§ Problem to solve
Only lines containing the string "names" belong in the answer; copy all of them from the entries.

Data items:
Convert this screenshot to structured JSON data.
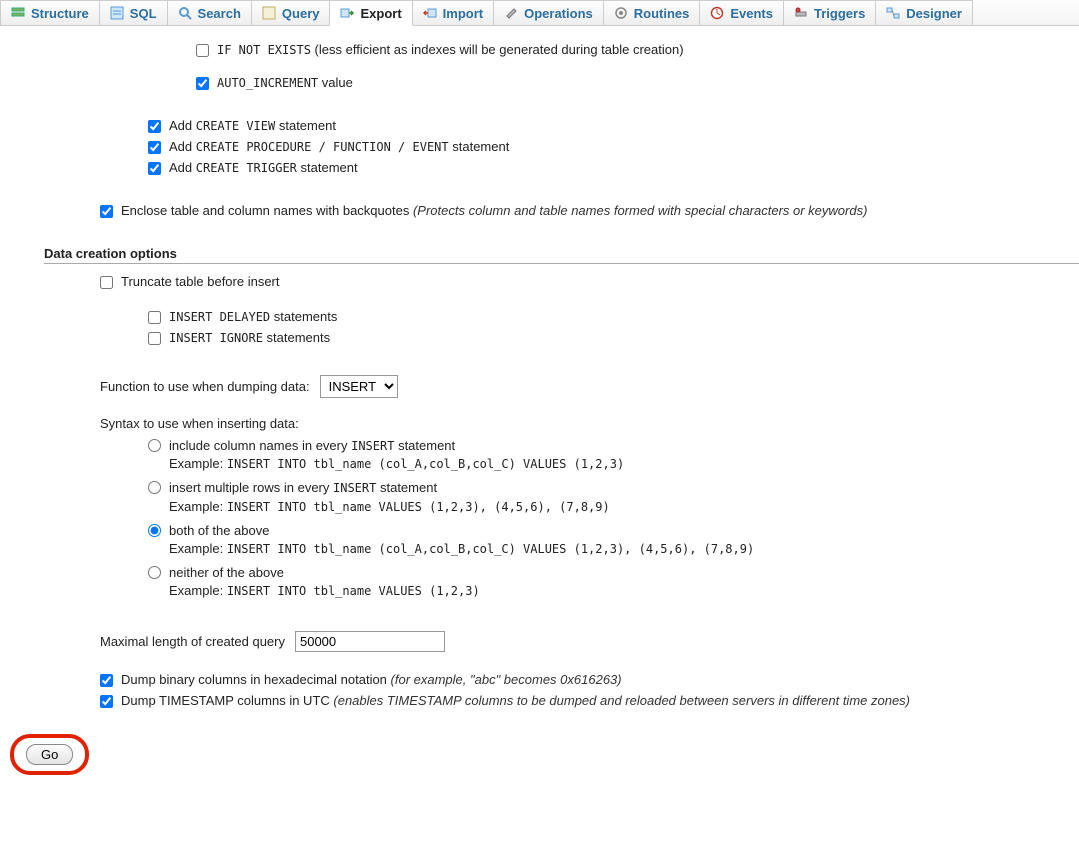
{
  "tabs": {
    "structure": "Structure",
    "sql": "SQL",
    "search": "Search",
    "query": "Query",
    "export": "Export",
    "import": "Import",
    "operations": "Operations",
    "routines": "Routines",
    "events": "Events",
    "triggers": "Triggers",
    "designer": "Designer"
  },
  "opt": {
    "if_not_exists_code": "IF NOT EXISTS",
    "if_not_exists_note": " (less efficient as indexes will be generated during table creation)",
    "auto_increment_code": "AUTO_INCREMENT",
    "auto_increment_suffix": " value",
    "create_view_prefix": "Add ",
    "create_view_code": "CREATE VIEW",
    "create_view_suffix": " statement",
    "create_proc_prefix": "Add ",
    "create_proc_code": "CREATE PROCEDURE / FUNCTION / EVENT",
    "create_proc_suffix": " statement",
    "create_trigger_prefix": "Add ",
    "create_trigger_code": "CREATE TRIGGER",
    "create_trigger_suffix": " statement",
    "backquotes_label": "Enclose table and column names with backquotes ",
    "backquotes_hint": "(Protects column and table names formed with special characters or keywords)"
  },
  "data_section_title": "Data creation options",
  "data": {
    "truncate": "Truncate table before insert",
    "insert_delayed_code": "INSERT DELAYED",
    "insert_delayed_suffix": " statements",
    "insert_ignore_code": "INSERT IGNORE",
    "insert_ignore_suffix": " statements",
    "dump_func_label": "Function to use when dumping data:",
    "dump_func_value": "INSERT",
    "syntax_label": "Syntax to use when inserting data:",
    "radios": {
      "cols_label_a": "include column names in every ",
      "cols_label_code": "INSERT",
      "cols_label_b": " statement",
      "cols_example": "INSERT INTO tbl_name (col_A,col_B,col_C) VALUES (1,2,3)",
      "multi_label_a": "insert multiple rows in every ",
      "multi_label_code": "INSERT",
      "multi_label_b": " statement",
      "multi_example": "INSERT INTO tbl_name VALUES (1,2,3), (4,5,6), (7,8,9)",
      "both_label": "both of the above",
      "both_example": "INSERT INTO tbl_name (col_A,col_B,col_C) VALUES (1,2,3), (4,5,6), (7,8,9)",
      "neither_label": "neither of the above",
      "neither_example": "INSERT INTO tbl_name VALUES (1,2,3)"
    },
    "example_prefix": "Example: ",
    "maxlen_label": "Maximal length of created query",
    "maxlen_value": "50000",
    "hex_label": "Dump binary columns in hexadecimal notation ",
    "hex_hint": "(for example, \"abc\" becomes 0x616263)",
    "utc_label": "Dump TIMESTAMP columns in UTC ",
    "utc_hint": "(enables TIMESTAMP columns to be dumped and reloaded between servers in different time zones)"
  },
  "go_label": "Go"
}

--

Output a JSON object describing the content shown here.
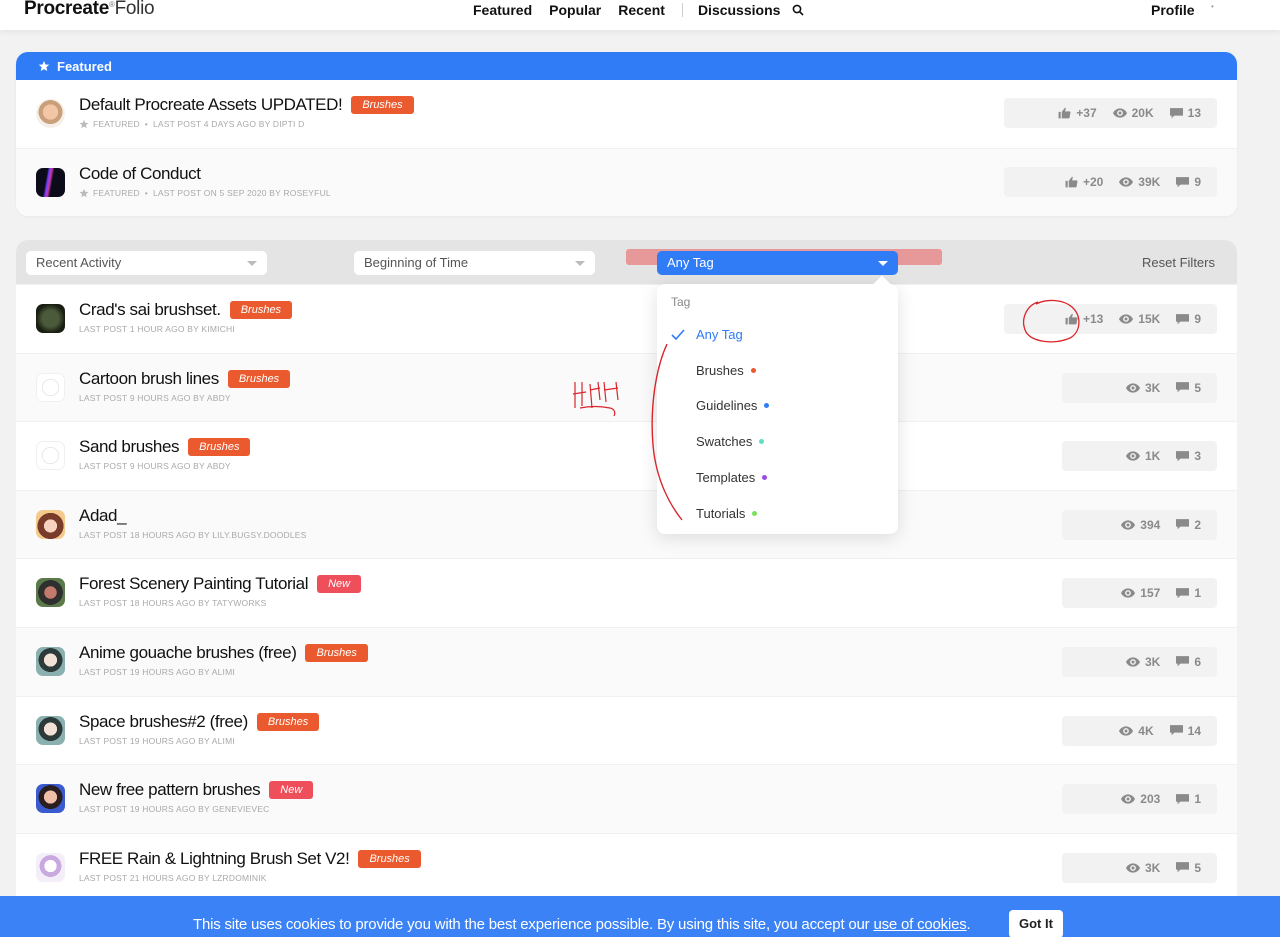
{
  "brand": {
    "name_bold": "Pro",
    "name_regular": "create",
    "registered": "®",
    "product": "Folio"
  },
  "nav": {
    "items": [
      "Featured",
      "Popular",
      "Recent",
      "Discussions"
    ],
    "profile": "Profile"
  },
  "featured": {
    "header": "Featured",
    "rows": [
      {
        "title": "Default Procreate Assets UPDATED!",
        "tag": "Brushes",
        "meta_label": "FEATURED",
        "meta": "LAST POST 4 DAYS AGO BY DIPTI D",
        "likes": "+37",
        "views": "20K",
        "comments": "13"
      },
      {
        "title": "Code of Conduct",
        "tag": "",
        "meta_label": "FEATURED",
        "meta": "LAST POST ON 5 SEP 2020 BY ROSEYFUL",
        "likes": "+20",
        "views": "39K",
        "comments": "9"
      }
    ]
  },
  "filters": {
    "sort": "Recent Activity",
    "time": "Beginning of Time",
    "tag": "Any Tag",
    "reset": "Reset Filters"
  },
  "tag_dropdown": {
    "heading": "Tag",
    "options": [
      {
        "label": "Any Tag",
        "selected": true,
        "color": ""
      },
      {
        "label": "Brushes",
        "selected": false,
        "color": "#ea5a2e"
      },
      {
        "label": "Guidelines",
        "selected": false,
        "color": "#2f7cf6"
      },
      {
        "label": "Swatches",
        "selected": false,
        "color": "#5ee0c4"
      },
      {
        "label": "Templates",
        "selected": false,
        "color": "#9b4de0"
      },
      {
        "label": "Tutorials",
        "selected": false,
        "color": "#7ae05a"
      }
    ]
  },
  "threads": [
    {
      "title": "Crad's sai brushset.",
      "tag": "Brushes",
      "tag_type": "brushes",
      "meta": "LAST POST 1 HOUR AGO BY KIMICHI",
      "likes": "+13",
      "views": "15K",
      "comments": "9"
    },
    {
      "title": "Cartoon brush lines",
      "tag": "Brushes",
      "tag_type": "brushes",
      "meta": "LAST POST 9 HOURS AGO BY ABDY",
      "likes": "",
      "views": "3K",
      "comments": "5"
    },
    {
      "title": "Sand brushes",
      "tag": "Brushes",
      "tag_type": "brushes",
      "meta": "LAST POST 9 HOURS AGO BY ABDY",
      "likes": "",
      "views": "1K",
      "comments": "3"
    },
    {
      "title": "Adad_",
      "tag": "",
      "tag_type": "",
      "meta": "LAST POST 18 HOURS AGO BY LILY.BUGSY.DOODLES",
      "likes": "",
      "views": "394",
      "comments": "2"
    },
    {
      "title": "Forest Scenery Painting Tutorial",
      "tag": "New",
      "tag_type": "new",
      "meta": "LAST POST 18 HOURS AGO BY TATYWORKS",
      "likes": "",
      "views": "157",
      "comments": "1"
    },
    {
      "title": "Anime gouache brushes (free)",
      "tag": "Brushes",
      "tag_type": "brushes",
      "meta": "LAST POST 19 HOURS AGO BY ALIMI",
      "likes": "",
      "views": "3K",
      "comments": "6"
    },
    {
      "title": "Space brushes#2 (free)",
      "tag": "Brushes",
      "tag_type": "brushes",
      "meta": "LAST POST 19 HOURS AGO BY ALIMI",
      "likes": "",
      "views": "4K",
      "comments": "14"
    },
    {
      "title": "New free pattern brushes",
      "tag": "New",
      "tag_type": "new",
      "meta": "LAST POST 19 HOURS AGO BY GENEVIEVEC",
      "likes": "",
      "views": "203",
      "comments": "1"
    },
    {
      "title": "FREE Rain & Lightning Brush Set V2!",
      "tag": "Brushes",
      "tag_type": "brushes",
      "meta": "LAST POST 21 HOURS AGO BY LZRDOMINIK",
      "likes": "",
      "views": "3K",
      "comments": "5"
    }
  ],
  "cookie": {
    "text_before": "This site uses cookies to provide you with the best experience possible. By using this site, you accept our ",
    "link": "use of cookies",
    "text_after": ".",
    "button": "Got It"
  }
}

§ Output of the task
    "backquotes_label": "Enclose table and column names with backquotes ",
    "backquotes_hint": "(Protects column and table names formed with special characters or keywords)"
      "cols_label_a": "include column names in every ",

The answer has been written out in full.